PROBLEM:
Throughout the listing below, show every line in which "image" occurs.

GIVEN DATA:
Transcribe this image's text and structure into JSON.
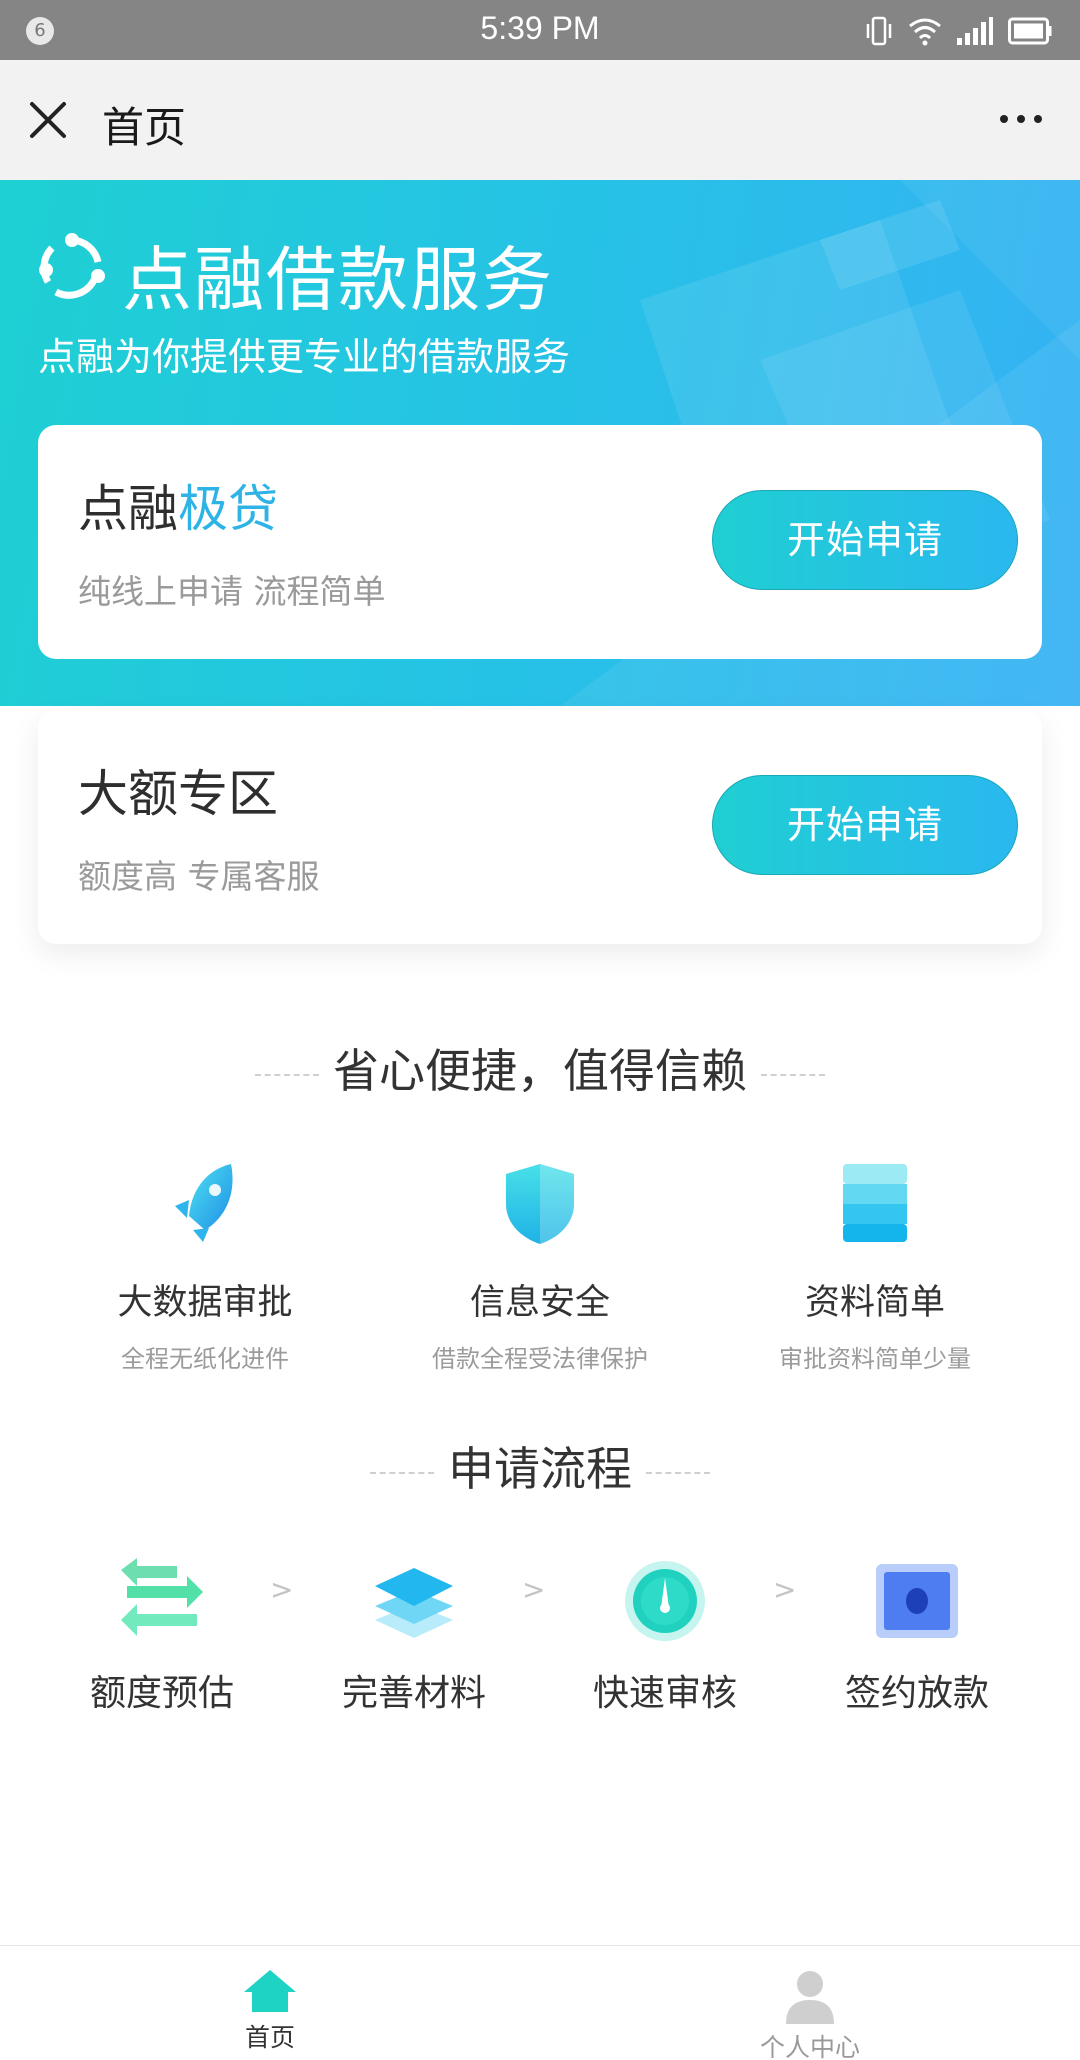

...

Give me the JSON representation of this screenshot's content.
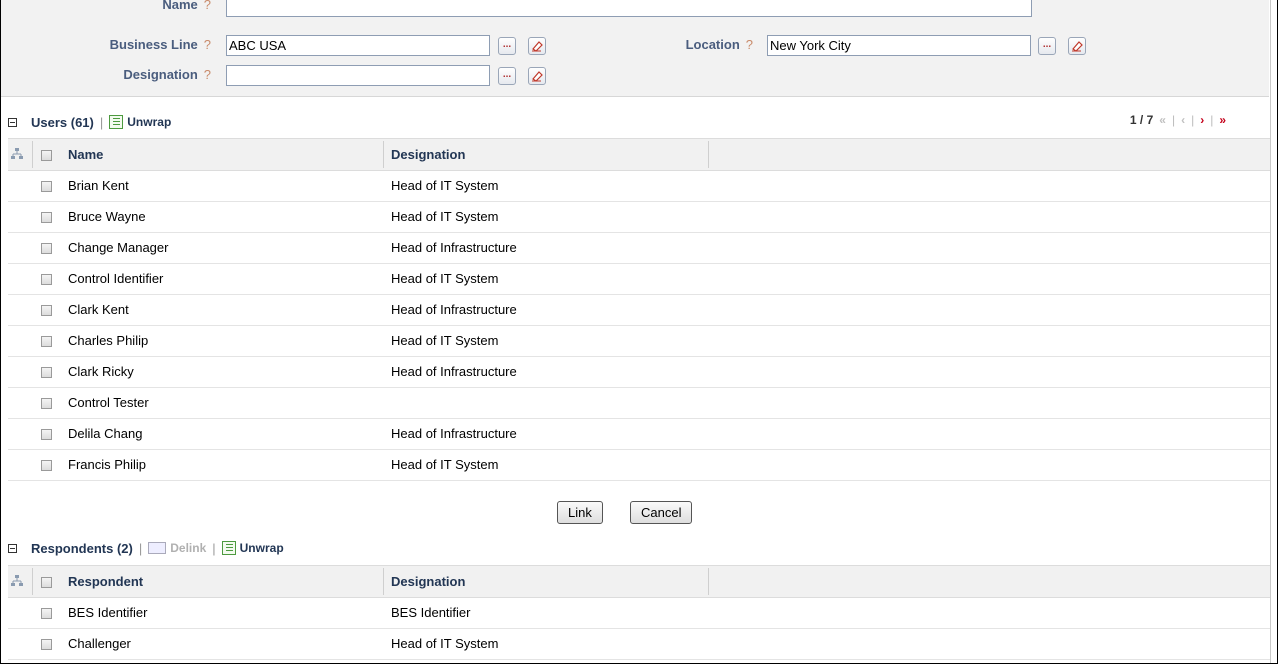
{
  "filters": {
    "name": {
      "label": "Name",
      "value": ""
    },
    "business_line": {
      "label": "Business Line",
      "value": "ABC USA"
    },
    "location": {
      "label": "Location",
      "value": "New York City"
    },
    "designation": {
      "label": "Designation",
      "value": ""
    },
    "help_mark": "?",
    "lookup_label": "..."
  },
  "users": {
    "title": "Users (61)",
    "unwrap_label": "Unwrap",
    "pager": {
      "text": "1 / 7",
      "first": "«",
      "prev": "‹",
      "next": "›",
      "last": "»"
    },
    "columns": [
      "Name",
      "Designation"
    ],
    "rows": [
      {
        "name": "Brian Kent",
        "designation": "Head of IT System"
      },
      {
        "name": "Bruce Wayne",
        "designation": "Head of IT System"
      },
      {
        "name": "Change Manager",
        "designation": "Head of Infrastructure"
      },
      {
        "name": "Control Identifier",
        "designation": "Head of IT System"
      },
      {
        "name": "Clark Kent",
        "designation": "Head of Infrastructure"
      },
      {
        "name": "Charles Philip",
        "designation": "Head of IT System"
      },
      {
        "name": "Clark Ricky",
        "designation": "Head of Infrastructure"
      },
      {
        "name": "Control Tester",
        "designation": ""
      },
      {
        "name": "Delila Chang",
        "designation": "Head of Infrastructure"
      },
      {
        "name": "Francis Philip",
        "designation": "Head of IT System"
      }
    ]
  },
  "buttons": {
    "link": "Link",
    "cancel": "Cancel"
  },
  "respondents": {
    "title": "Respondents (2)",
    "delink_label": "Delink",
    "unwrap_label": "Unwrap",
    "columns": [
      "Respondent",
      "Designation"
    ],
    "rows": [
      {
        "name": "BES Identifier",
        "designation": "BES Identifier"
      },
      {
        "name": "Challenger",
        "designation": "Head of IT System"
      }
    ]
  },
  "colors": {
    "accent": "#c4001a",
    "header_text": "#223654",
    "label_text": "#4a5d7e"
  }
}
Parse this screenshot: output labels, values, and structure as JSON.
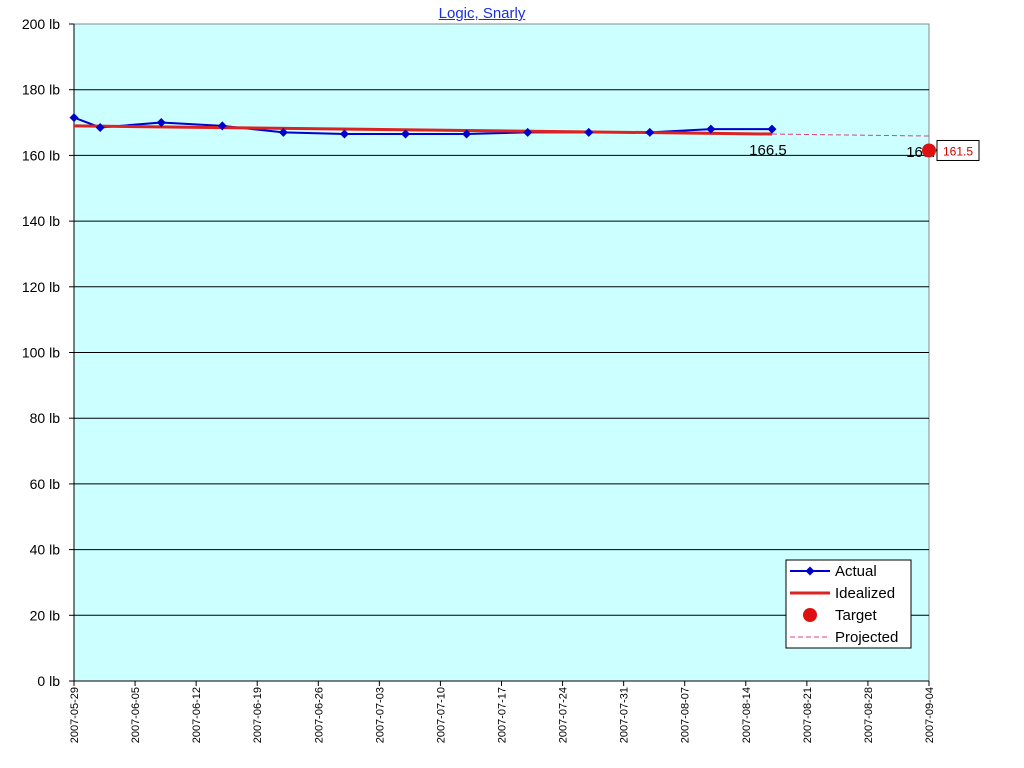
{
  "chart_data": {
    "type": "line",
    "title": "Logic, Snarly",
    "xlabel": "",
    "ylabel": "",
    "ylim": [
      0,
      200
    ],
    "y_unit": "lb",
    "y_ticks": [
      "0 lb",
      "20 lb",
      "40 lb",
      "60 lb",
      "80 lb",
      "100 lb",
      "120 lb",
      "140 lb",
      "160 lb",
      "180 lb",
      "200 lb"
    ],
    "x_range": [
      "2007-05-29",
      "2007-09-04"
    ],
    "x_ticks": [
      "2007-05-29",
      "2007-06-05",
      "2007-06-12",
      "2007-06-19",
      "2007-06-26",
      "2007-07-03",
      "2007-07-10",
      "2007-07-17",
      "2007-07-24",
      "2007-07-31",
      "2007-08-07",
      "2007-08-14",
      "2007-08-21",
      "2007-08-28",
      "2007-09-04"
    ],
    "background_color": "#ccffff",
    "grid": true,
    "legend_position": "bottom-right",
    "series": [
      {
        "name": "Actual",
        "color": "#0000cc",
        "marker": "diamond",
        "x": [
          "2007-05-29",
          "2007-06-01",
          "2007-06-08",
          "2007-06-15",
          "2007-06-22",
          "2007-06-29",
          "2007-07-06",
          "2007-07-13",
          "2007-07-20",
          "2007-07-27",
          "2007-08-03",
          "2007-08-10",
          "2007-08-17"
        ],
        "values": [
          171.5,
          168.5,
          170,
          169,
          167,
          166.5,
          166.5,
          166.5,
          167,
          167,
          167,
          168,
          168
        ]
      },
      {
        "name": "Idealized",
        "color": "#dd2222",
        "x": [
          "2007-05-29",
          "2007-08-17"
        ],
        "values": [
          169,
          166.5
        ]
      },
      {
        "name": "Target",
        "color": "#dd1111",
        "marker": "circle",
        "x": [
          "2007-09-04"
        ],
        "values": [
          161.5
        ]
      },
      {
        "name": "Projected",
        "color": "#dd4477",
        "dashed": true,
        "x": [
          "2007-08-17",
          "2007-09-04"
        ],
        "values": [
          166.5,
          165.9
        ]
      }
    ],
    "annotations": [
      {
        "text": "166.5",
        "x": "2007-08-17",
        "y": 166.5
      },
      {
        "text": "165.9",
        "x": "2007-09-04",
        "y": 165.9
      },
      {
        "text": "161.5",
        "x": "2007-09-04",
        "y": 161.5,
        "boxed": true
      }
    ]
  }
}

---

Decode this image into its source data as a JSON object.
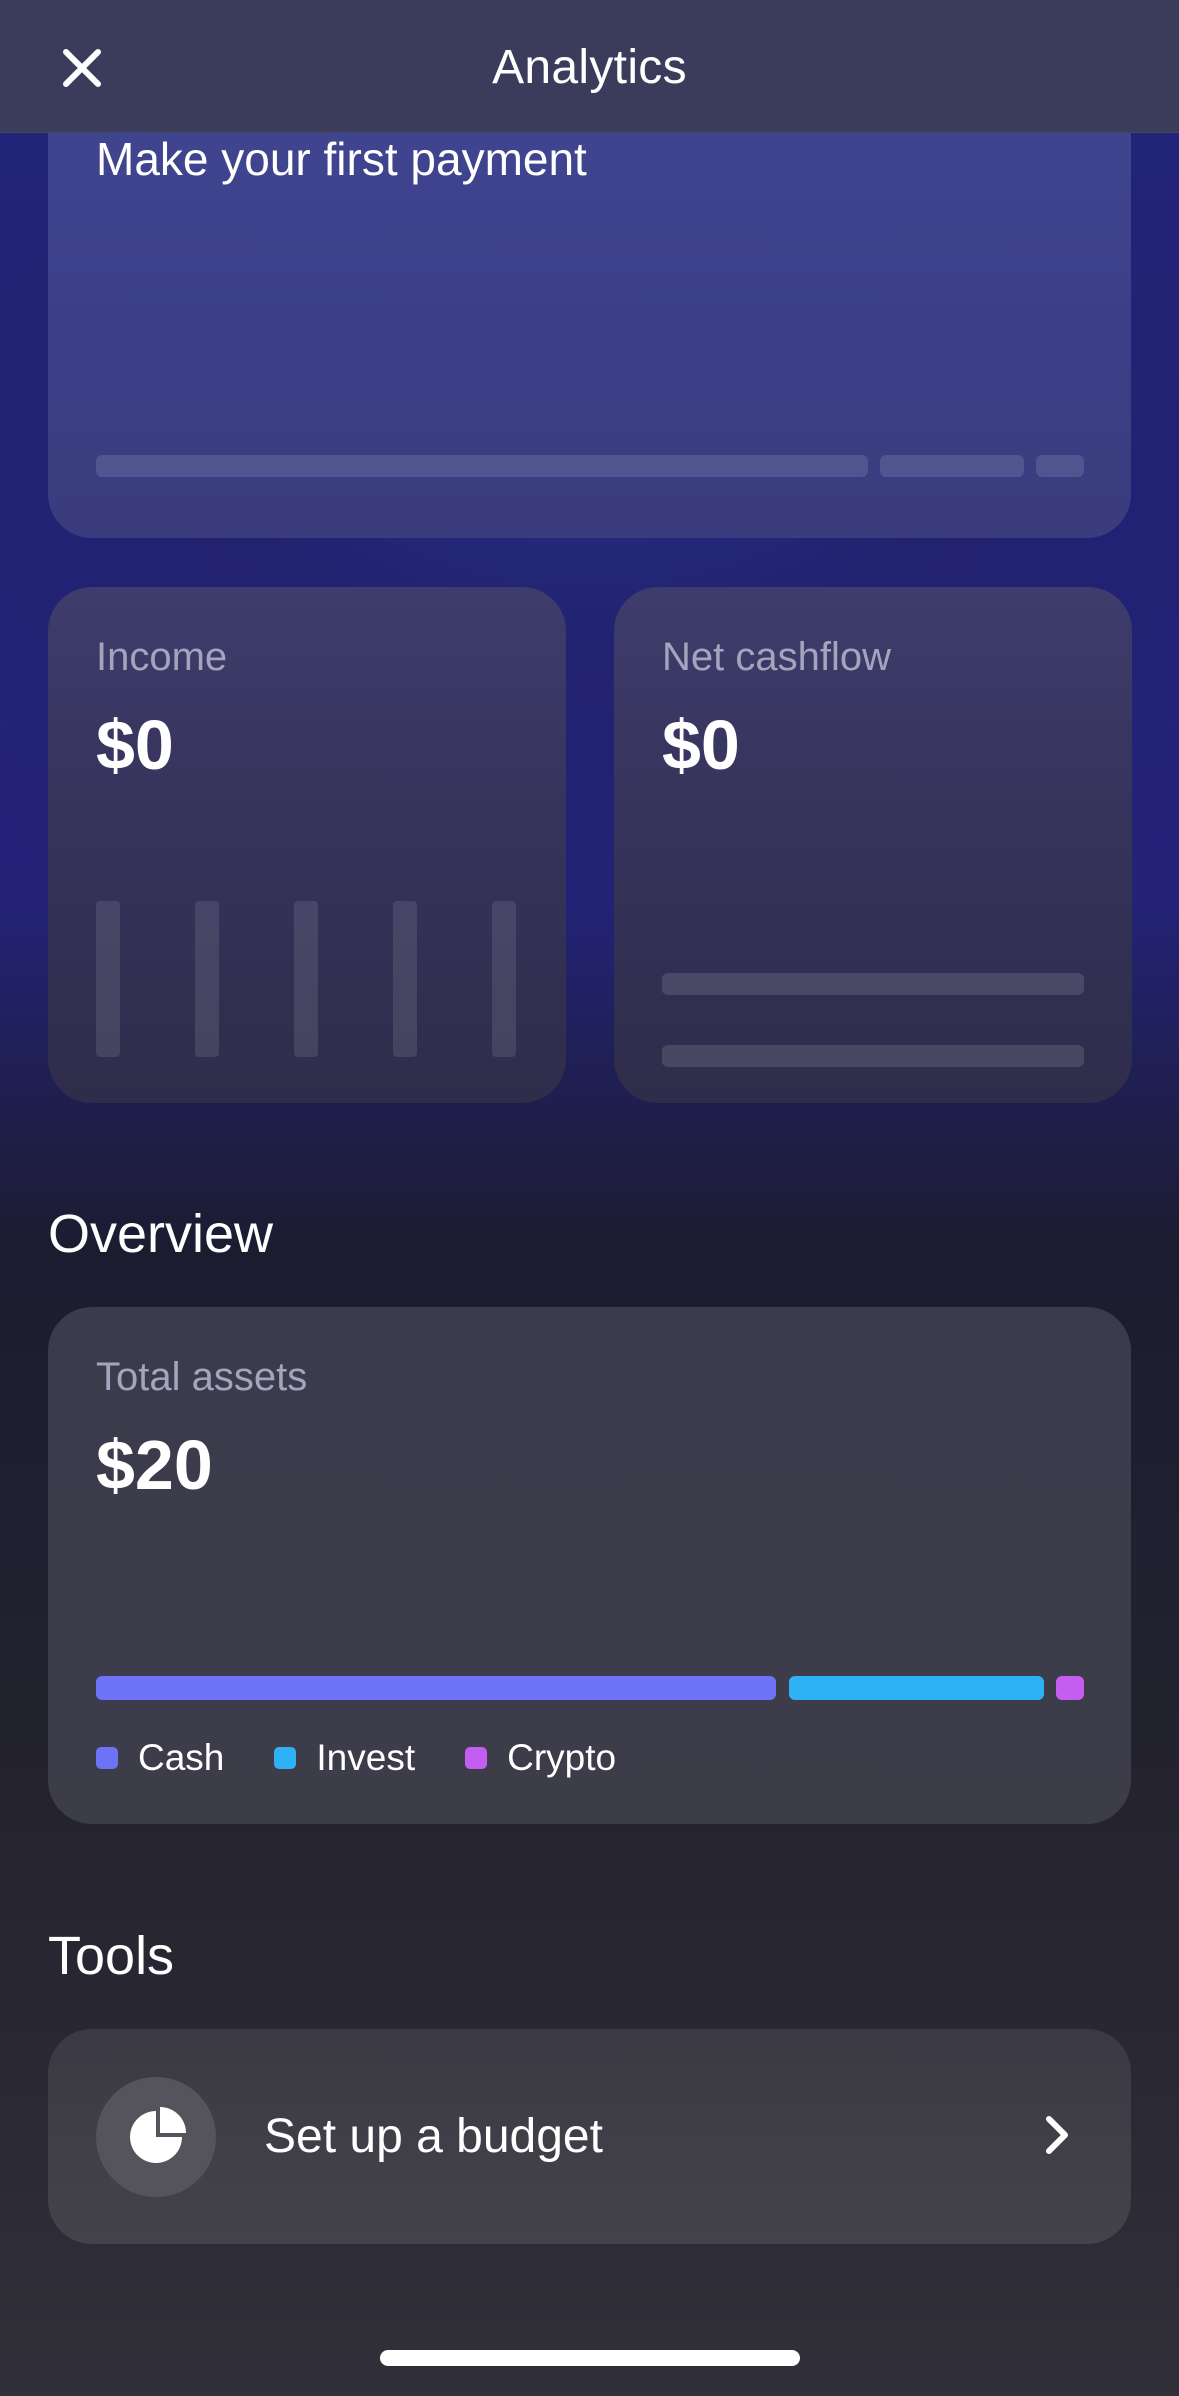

THE ANSWER:
Transcribe this image's text and structure into JSON.
Decode this image into its source data as a JSON object.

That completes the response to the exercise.